( – promoted by buhdydharma )
cross posted from The Dream Antilles
The Si’an Kaan Bio-reserve is 1.3 million acres of protected land in the State of Quintana Roo, Mexico, about 2 hours south of Cancun, near Tulum. “Sian Ka’an” is translated from Mayan as “where the sky is born” or “gift from the sky”. I was there just a few days ago.
Please join me in paradise.
Si’an Kaan is here:
Facts about the Reserve give an idea of how large and important it is to preservation:
* Largest protected area in the Mexican Caribbean (approximately 1.3 million acres)
* Established January 20th 1986 as part of UNESCO’s Man and the Biosphere Program
* UNESCO World Heritage Site
* Unique for its geography and wetlands
* 23 known archeological sites (with relics dating up to 2,300 years old)
* 103 known mammal species
* 336 known bird species
* Nesting ground for many species of wading birds
* Annual rainfall between 44 and 48 inches
* Important nesting site for two endangered sea turtle species
* Believed to be inhabited in the Pre-Classic and Classic Periods in the chieftanships of Cohuah and Uaymil
* Currently home to over 2,000 inhabitants
But even more stunning is how very beautiful and how very wild the reserve is. Just look at these photos:
I was at the reserve just a few days ago. I drove from Tulum down the Tulum-Boca Paila Beach Road all the way to Punta Allen, a small lobster and fishing village on a spit of land where the reserve ends and Asuncion Bay begins. Punta Allen is famous for sport fishing for permit, tarpon and bone fish.
All the way down the difficult, bumpy road, there are beautiful white sand, palm tree lined beaches. All the way down the coral reef shelters the land from direct contact with the ocean. All the way down there is spotless turquoise water reflecting a blue sky. The air is filled with birdsong. The water is filled with creatures.
Except one thing. The water isn’t really spotless. And that’s why I have a tear. I have a tear because there is too much plastic in paradise. And I cannot help but see it.
Some of the beaches that face the wind and the open sea are littered with plastic. All of the usual civilized species are there: blue plastic jugs, old shoes, plastic bags, bottles, packaging, plastic coke bottles, old nylon ropes, auto parts, light bulbs, sunscreen tubes. How so? Because nobody lives on a particular beach, nobody picks up the plastic on that beach. It’s unlike the beach near my home, which gets a plastic pick up every Sunday from residents. It’s unlike my beach because nobody takes responsibility for removing the plastic, for picking it up, for returning it to the appropriate stream for garbage. My home beach in Bahia Soliman is spotless. And it’s spotless solely because my neighbors make sure it stays plastic free. This has been a decade long preoccupation for us.
In the Reserve, I think a windward beach will be pristine. I get out of the car. It is littered with plastic. Not all beaches are littered, but some are. Some are quite littered. Some have debris deposited by Hurricane Wilma and after that Hurricane Dean in addition to the usual plastic debris.

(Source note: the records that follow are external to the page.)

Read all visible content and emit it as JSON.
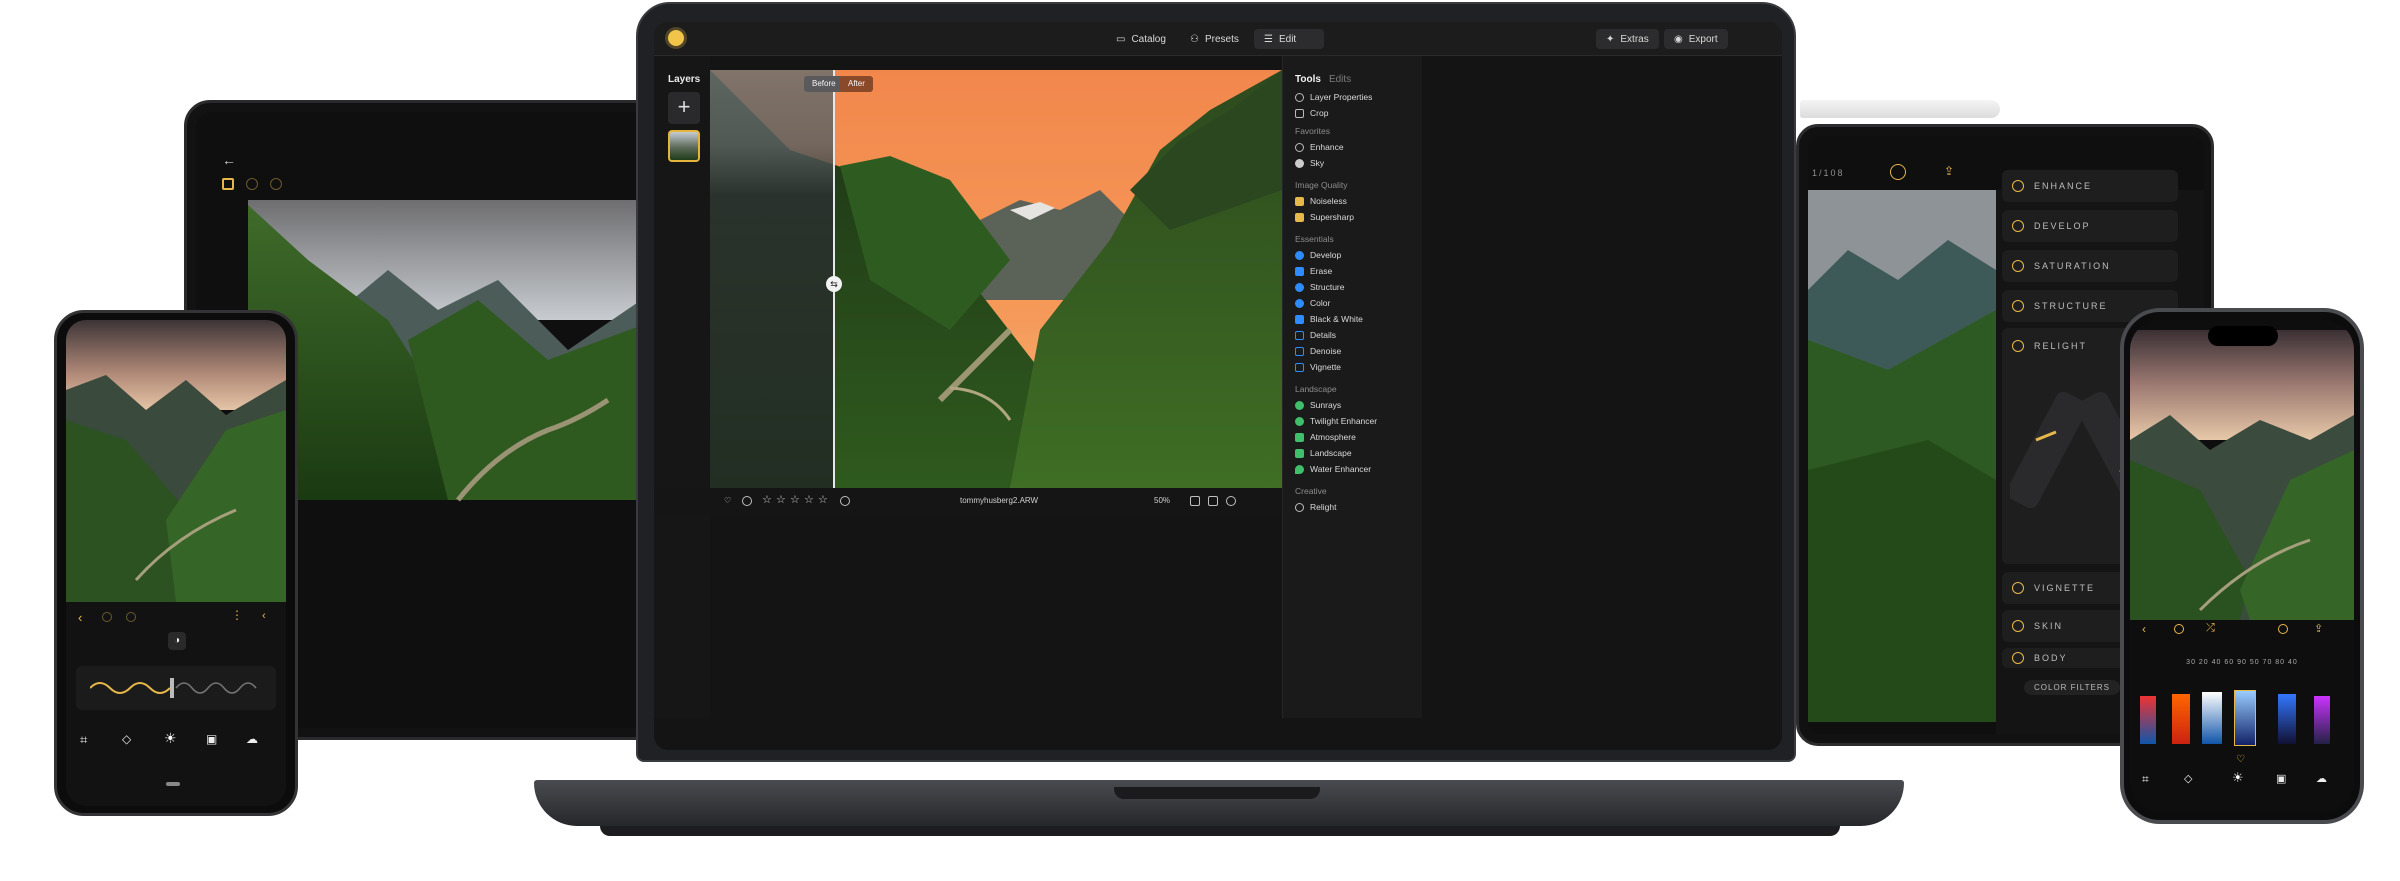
{
  "laptop": {
    "top_tabs": {
      "catalog": "Catalog",
      "presets": "Presets",
      "edit": "Edit"
    },
    "top_actions": {
      "extras": "Extras",
      "export": "Export"
    },
    "layers_title": "Layers",
    "compare": {
      "before": "Before",
      "after": "After"
    },
    "filename": "tommyhusberg2.ARW",
    "zoom": "50%",
    "right_panel": {
      "tab_tools": "Tools",
      "tab_edits": "Edits",
      "items_top": [
        "Layer Properties",
        "Crop"
      ],
      "sections": [
        {
          "title": "Favorites",
          "items": [
            "Enhance",
            "Sky"
          ]
        },
        {
          "title": "Image Quality",
          "items": [
            "Noiseless",
            "Supersharp"
          ]
        },
        {
          "title": "Essentials",
          "items": [
            "Develop",
            "Erase",
            "Structure",
            "Color",
            "Black & White",
            "Details",
            "Denoise",
            "Vignette"
          ]
        },
        {
          "title": "Landscape",
          "items": [
            "Sunrays",
            "Twilight Enhancer",
            "Atmosphere",
            "Landscape",
            "Water Enhancer"
          ]
        },
        {
          "title": "Creative",
          "items": [
            "Relight"
          ]
        }
      ]
    }
  },
  "ipad": {
    "counter": "1/108",
    "tools": [
      "ENHANCE",
      "DEVELOP",
      "SATURATION",
      "STRUCTURE",
      "RELIGHT",
      "VIGNETTE",
      "SKIN",
      "BODY"
    ],
    "color_filters": "COLOR FILTERS"
  },
  "iphone": {
    "ruler": "30 20 40 60 90 50 70 80 40"
  },
  "colors": {
    "accent": "#e6b84a",
    "panel_bg": "#1a1a1b",
    "sky_orange": "#f2894e"
  }
}
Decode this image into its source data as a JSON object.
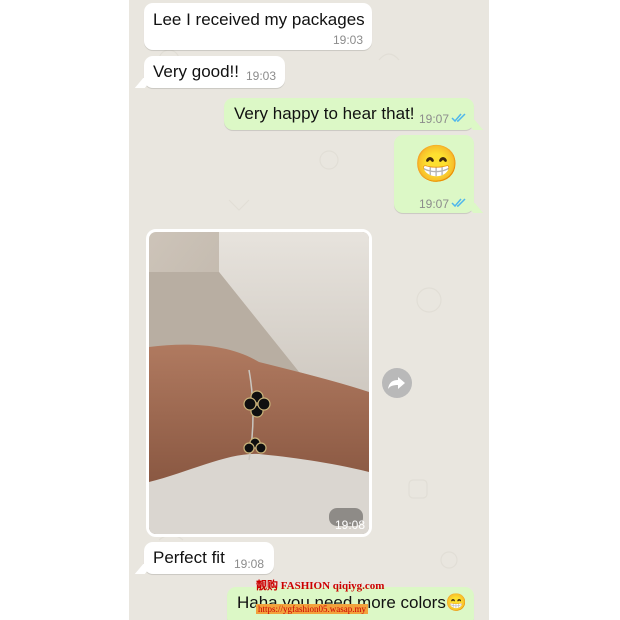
{
  "messages": [
    {
      "direction": "incoming",
      "text": "Lee I received my packages",
      "time": "19:03"
    },
    {
      "direction": "incoming",
      "text": "Very good!!",
      "time": "19:03"
    },
    {
      "direction": "outgoing",
      "text": "Very happy to hear that!",
      "time": "19:07",
      "status": "read"
    },
    {
      "direction": "outgoing",
      "text": "😁",
      "time": "19:07",
      "status": "read"
    },
    {
      "direction": "incoming",
      "type": "image",
      "image_description": "wrist wearing bracelet with black clover charms",
      "time": "19:08"
    },
    {
      "direction": "incoming",
      "text": "Perfect fit",
      "time": "19:08"
    },
    {
      "direction": "outgoing",
      "text": "Haha you need more colors😁",
      "status": "partially visible"
    }
  ],
  "watermark": {
    "brand": "靓购 FASHION qiqiyg.com",
    "url": "https://ygfashion05.wasap.my"
  },
  "colors": {
    "chat_background": "#e9e6df",
    "incoming_bubble": "#ffffff",
    "outgoing_bubble": "#dcf8c6",
    "read_ticks": "#4fb6ec",
    "timestamp": "#8c8c8c"
  },
  "icons": {
    "forward_button": "forward-arrow-icon",
    "read_receipt": "double-check-icon"
  }
}
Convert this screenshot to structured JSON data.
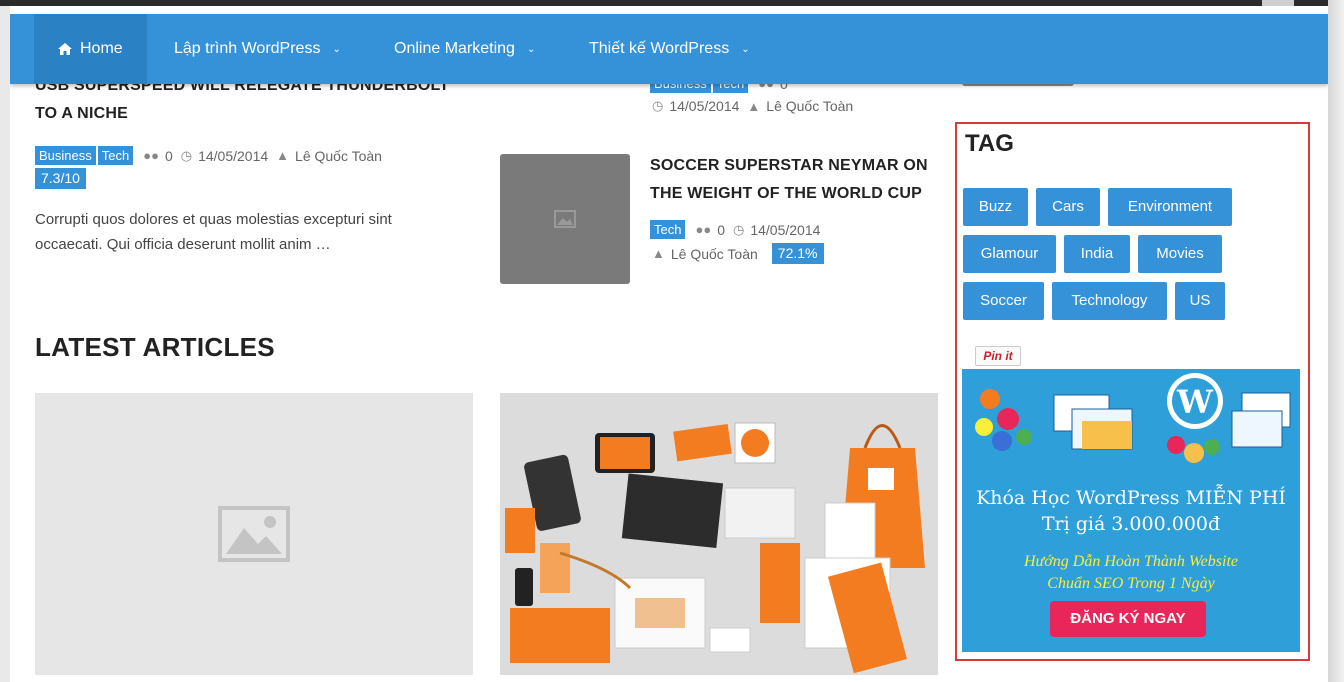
{
  "nav": {
    "items": [
      {
        "label": "Home",
        "active": true
      },
      {
        "label": "Lập trình WordPress"
      },
      {
        "label": "Online Marketing"
      },
      {
        "label": "Thiết kế WordPress"
      }
    ]
  },
  "articles": {
    "left": {
      "title_line1": "USB SUPERSPEED WILL RELEGATE THUNDERBOLT",
      "title_line2": "TO A NICHE",
      "tags": [
        "Business",
        "Tech"
      ],
      "comments": "0",
      "date": "14/05/2014",
      "author": "Lê Quốc Toàn",
      "score": "7.3/10",
      "excerpt_line1": "Corrupti quos dolores et quas molestias excepturi sint",
      "excerpt_line2": "occaecati. Qui officia deserunt mollit anim …"
    },
    "mid_top": {
      "tags": [
        "Business",
        "Tech"
      ],
      "comments": "0",
      "date": "14/05/2014",
      "author": "Lê Quốc Toàn"
    },
    "mid": {
      "title_line1": "SOCCER SUPERSTAR NEYMAR ON",
      "title_line2": "THE WEIGHT OF THE WORLD CUP",
      "tags": [
        "Tech"
      ],
      "comments": "0",
      "date": "14/05/2014",
      "author": "Lê Quốc Toàn",
      "score": "72.1%"
    }
  },
  "latest": {
    "title": "LATEST ARTICLES"
  },
  "sidebar": {
    "tag_title": "TAG",
    "tags": [
      "Buzz",
      "Cars",
      "Environment",
      "Glamour",
      "India",
      "Movies",
      "Soccer",
      "Technology",
      "US"
    ],
    "pinit": "Pin it",
    "ad": {
      "title_line1": "Khóa Học WordPress MIỄN PHÍ",
      "title_line2": "Trị giá 3.000.000đ",
      "sub_line1": "Hướng Dẫn Hoàn Thành Website",
      "sub_line2": "Chuẩn SEO Trong 1 Ngày",
      "button": "ĐĂNG KÝ NGAY"
    }
  },
  "colors": {
    "accent": "#3592d8",
    "highlight_border": "#d63a3a",
    "cta": "#e8265a"
  }
}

This means, as well, that the sea just off shore is also littered with floating and sinking plastic. This means that endangered sea turtles are imperiled by the plastic. That the birds and fish are imperiled by plastic. That instead of being pure sea water, the ocean is a really a man made plastic gumbo.
This is not real news. We have befouled our ocean. We continue to soil it. We all know that, right?
I’m reminded that when Oscar Wilde saw the convicts at Redding from a train, he was reported to remark, “Well, if that’s how the queen treats her convicts, she doesn’t deserve to have any.” And so with us and our oceans. And our beaches.
I would like to clean the beaches in the paradise of Si’an Kaan, but I don’t have the financial resources or the time to do it or a plan or organization to carry it out. Even if I did find a way to clean these beaches, just once, that wouldn’t really be enough. There is still tons of plastic in the sea, and every day, every single day that goes by, even more plastic is deposited in the sea. And every day the sea deposits the plastic it is choking on on the beach. Every day the sea says, “This plastic is making me sick. I vomit it on you. You must remove it. You must look at it on this beach until you remove it.”
Of course, we don’t all see it. Few of us do. Relatively few of us walk on beaches on a regular basis. And even fewer of us have had a chance to pick up plastic on a regular, weekly basis. Maybe if we did that, just maybe, we’d begin thinking about cleaning our ocean and what that would take. And we’d be thinking about how we use plastic.
That’s why I urge everyone who walk on a beach to carry a bag and to pick up some plastic and throw it in the garbage. Yes, I know this doesn’t really solve anything permanently. It’s just a start and a gesture in the right direction.
Until we begin to think about how we use plastic, we don’t really deserve paradise as perfect, as abundant, as wild as Sian Ka’an.